Amano began training to be a ninja at a young age, and many years before “returning to the faith” (chozer b’tshuvah), as Jews refer to the process of becoming Orthodox. Like many kids, Amano wanted to be like the ninjas he saw in movies. So at nine years old he started to train in karate. Three years later, he happened upon a notice for a small ninjutsu group.
He immediately began to train with Shai Goshen, a pupil of Yaakov Hazan who was a student of Doron Navon, the first Western Jew to study under Masaaki Hatsumi, the 34th and current ninjutsu grandmaster. It was Navon who brought ninjutsu to Israel.
At age 16, Amano was privileged to meet Hatsumi at a training camp in the Netherlands. His dedication to the art only grew. “I began to see the world through ninja’s eyes,” Amano told the ultra-Orthodox news portal Kikar Hashabbat.
When he turned 18, two important things happened in Amano’s life. First, he became religious, finding the answers to his questions about life in the sacred texts of Judaism. Shortly after, he earned his black belt in ninjutsu, solidifying a career that today finds him as one of the top self-defense trainers in Israel.

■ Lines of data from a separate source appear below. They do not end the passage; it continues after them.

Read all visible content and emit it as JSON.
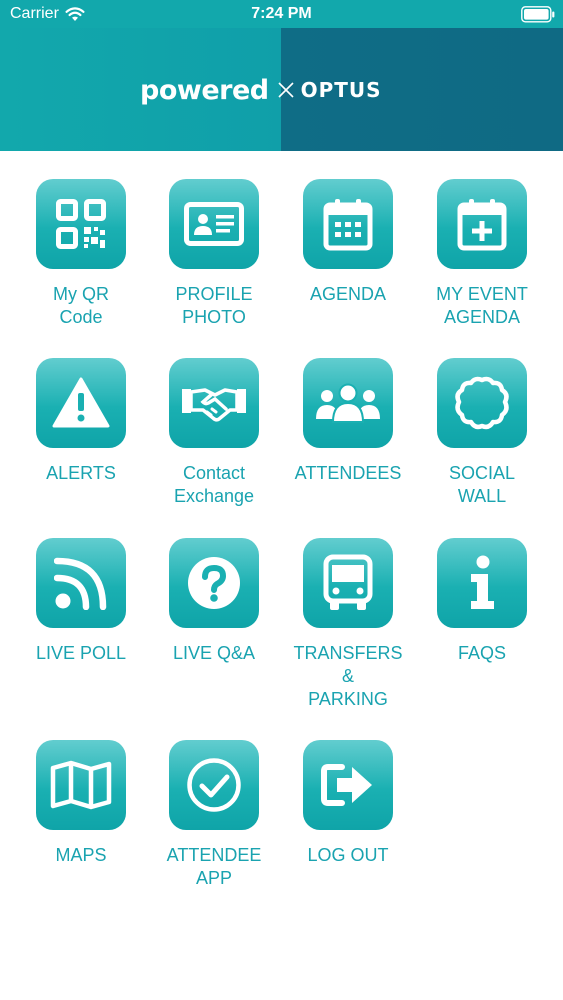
{
  "status_bar": {
    "carrier": "Carrier",
    "time": "7:24 PM",
    "wifi_icon": "wifi-icon",
    "battery_icon": "battery-full-icon"
  },
  "banner": {
    "brand_left": "powered",
    "brand_right": "OPTUS",
    "separator_icon": "cross-icon"
  },
  "colors": {
    "accent": "#12a8ac",
    "banner_dark": "#0f6d86",
    "label": "#1aa3b0"
  },
  "menu": [
    {
      "label": "My QR\nCode",
      "icon": "qr-code-icon"
    },
    {
      "label": "PROFILE\nPHOTO",
      "icon": "id-card-icon"
    },
    {
      "label": "AGENDA",
      "icon": "calendar-icon"
    },
    {
      "label": "MY EVENT\nAGENDA",
      "icon": "calendar-plus-icon"
    },
    {
      "label": "ALERTS",
      "icon": "warning-icon"
    },
    {
      "label": "Contact\nExchange",
      "icon": "handshake-icon"
    },
    {
      "label": "ATTENDEES",
      "icon": "users-icon"
    },
    {
      "label": "SOCIAL\nWALL",
      "icon": "cloud-badge-icon"
    },
    {
      "label": "LIVE POLL",
      "icon": "rss-icon"
    },
    {
      "label": "LIVE Q&A",
      "icon": "question-icon"
    },
    {
      "label": "TRANSFERS\n&\nPARKING",
      "icon": "bus-icon"
    },
    {
      "label": "FAQS",
      "icon": "info-icon"
    },
    {
      "label": "MAPS",
      "icon": "map-icon"
    },
    {
      "label": "ATTENDEE\nAPP",
      "icon": "check-circle-icon"
    },
    {
      "label": "LOG OUT",
      "icon": "logout-arrow-icon"
    }
  ]
}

Amano sees a lot of parallels between ninjutsu and the Israeli-developed martial art of krav maga (see page 26). Unlike other martial arts, which are today all about competitions and prizes, ninjutsu and krav maga remain very practical ways to defend one’s self. “Ninjutsu,” he says, “remains well suited to real-life situations.”